My 1984 Pontiac Fiero overheated this summer and wouldn’t restart. The diagnosis at the time was that it needed a head gasket. After towing it home, it sat in the driveway until the battery went dead. Then in an attempt to either fix or sell it, I had it towed to a mechanic who got it running again. The car doesn’t overheat … very often. So, it would seem that the problem is not the head gasket but something else. The thermostat has been replaced already so that is probably not the problem. I assume that it is either the water pump or a plugged radiator.


Apparently, other people have had similar problems with the 2.5L Iron Duke four-cylinder engine. The first Google listing for overheating Fiero sent me to an online tractor forum. Go figure that one out. The suggestions were anywhere from ignorant to helpful with many others in between. I include the link below for your perusal.


2003 Land Rover Freelander : Thermostat Removal

Backyard Mechanic

If you are a backyard mechanic and want to know how to change the thermostat on a 2002-05 Land Rover Freelander, this 42 minute video will be very helpful. After skimming through the instructions, I think I would rather do the job on a 2003 Land Rover Discovery II. In fact, after you watch this video, you may trade in your Freelander for a Discovery II. Or you may be wise to take your vehicle to a mechanic after watching this video. However, if you are handy with tools, have lots of time, and like a challenge, this will be fun for you. Enjoy!

2000 Mercedes-Benz ML320 stuck in Park

Backyard Mechanic

The owner of a 2002 Mercedes-Benz ML320 asked for help with his SUV on an the MBWorld Forum. Without warning, his vehicle stopped allowing him to shift out of Park. Ever had that happen to you? This is how he explained the problem:

I need your help. My gearbox is stuck in PARK…..also BAS/ESP light was on. Had the ML320 towed to a shop….and left it there. Any ideas what’s causing it to stay in PARK? This might be a protective mechanism like Limp Mode imo.

My first instinct was that some vehicles have a shift-lock release button that allows you to circumvent this problem. I could not find such a device in the 2002 model currently in our inventory. So, there must be a difference solution to this owner’s problem.

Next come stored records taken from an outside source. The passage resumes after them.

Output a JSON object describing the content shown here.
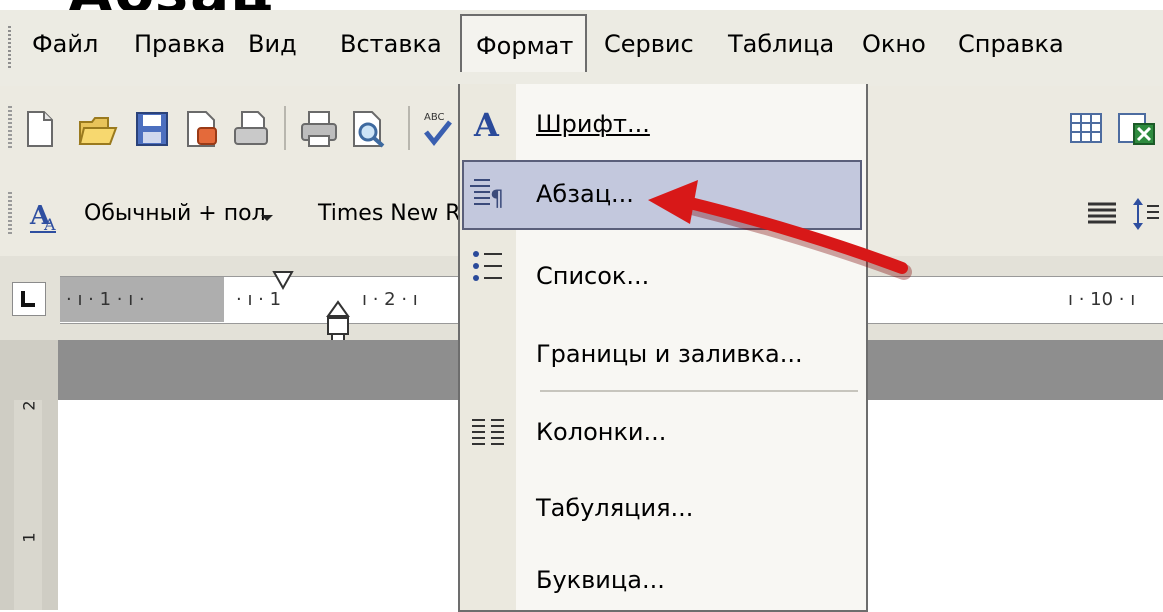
{
  "cropped_title": "Абзац",
  "menu": {
    "file": "Файл",
    "edit": "Правка",
    "view": "Вид",
    "insert": "Вставка",
    "format": "Формат",
    "service": "Сервис",
    "table": "Таблица",
    "window": "Окно",
    "help": "Справка"
  },
  "formatting": {
    "style_value": "Обычный + пол",
    "font_value": "Times New R"
  },
  "ruler": {
    "left_marks": "· ı · 1 · ı ·",
    "mid_marks": "· ı · 1",
    "after_marks": "ı · 2 · ı",
    "right_marks": "ı · 10 · ı"
  },
  "vertical_ruler": {
    "mark2": "2",
    "mark1": "1"
  },
  "format_menu": {
    "items": [
      {
        "label": "Шрифт...",
        "icon": "font-icon"
      },
      {
        "label": "Абзац...",
        "icon": "paragraph-icon",
        "highlighted": true
      },
      {
        "label": "Список...",
        "icon": "list-icon"
      },
      {
        "label": "Границы и заливка...",
        "icon": ""
      },
      {
        "label": "Колонки...",
        "icon": "columns-icon"
      },
      {
        "label": "Табуляция...",
        "icon": ""
      },
      {
        "label": "Буквица...",
        "icon": ""
      }
    ]
  },
  "colors": {
    "highlight": "#c3c8dd",
    "arrow": "#d81818",
    "toolbar": "#eceae1"
  }
}
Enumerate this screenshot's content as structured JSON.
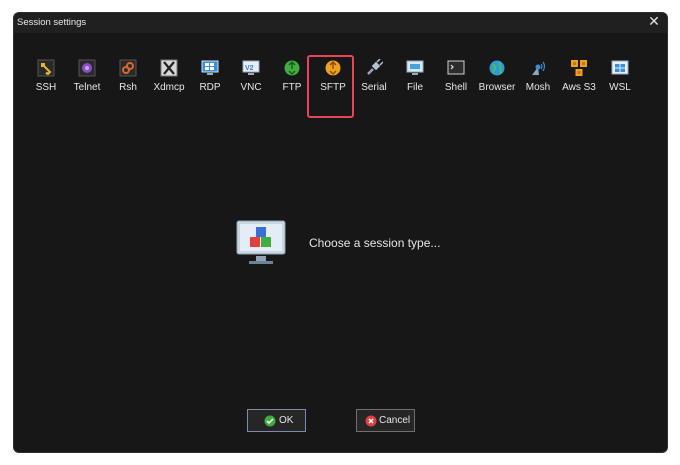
{
  "window": {
    "title": "Session settings",
    "close_icon": "close-icon"
  },
  "session_types": [
    {
      "label": "SSH",
      "icon": "ssh-key-icon",
      "color": "#e8b33a"
    },
    {
      "label": "Telnet",
      "icon": "telnet-icon",
      "color": "#8a4fc4"
    },
    {
      "label": "Rsh",
      "icon": "rsh-icon",
      "color": "#c65a2a"
    },
    {
      "label": "Xdmcp",
      "icon": "xdmcp-icon",
      "color": "#9a9a9a"
    },
    {
      "label": "RDP",
      "icon": "rdp-icon",
      "color": "#3a8fd8"
    },
    {
      "label": "VNC",
      "icon": "vnc-icon",
      "color": "#3b7fd0"
    },
    {
      "label": "FTP",
      "icon": "ftp-icon",
      "color": "#3fae3f"
    },
    {
      "label": "SFTP",
      "icon": "sftp-icon",
      "color": "#f0a020"
    },
    {
      "label": "Serial",
      "icon": "serial-plug-icon",
      "color": "#9aa5b5"
    },
    {
      "label": "File",
      "icon": "file-icon",
      "color": "#4aa0e0"
    },
    {
      "label": "Shell",
      "icon": "shell-icon",
      "color": "#3a3a3a"
    },
    {
      "label": "Browser",
      "icon": "globe-icon",
      "color": "#2f9ad8"
    },
    {
      "label": "Mosh",
      "icon": "mosh-antenna-icon",
      "color": "#3a8fd8"
    },
    {
      "label": "Aws S3",
      "icon": "aws-s3-icon",
      "color": "#f0a020"
    },
    {
      "label": "WSL",
      "icon": "windows-icon",
      "color": "#3a8fd8"
    }
  ],
  "selected": "SFTP",
  "center": {
    "message": "Choose a session type...",
    "icon": "monitor-cubes-icon"
  },
  "buttons": {
    "ok_label": "OK",
    "cancel_label": "Cancel"
  },
  "colors": {
    "background": "#171717",
    "highlight": "#e8455a",
    "ok_border": "#7b8ab0"
  }
}
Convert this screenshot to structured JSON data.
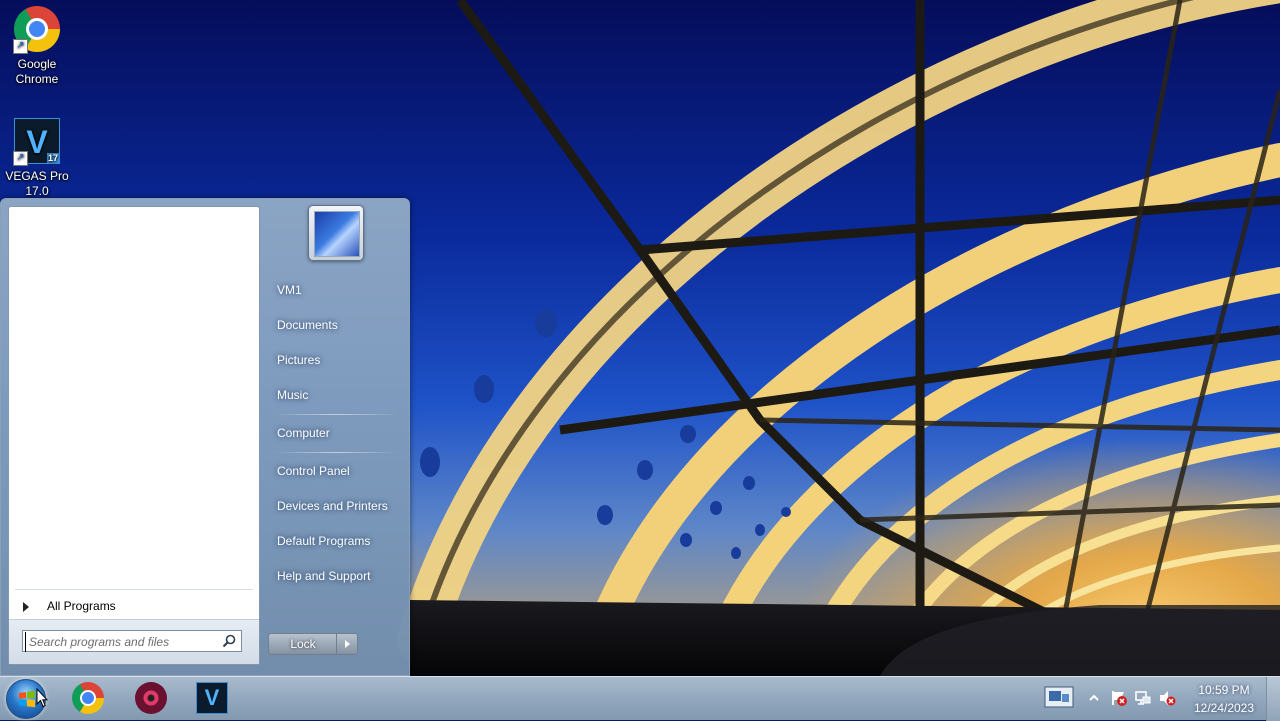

shift-lockWhat year is your model? If it is 2002 or older, my bet is the brake pedal switch. That does not mean there could not be other causes but the brake pedal switch is often the cause. You have to depress the brake pedal in order to shift out of park. With a bad pedal switch, the system cannot tell if the pedal is depressed so you cannot shift out of park. Also the bad pedal switch will also cause the warning lights for BAS/EPS, etc.

You can shift it into gear by sticking a pen into the opening on the shifter. See pic. Your shifter may look slightly different but the opening is there for all shifters.

So, there you have it. Not only can you get it out of park, you also know one of the primary causes of the problem. If you would like to read more of the conversation and see the pictures, click on the link below: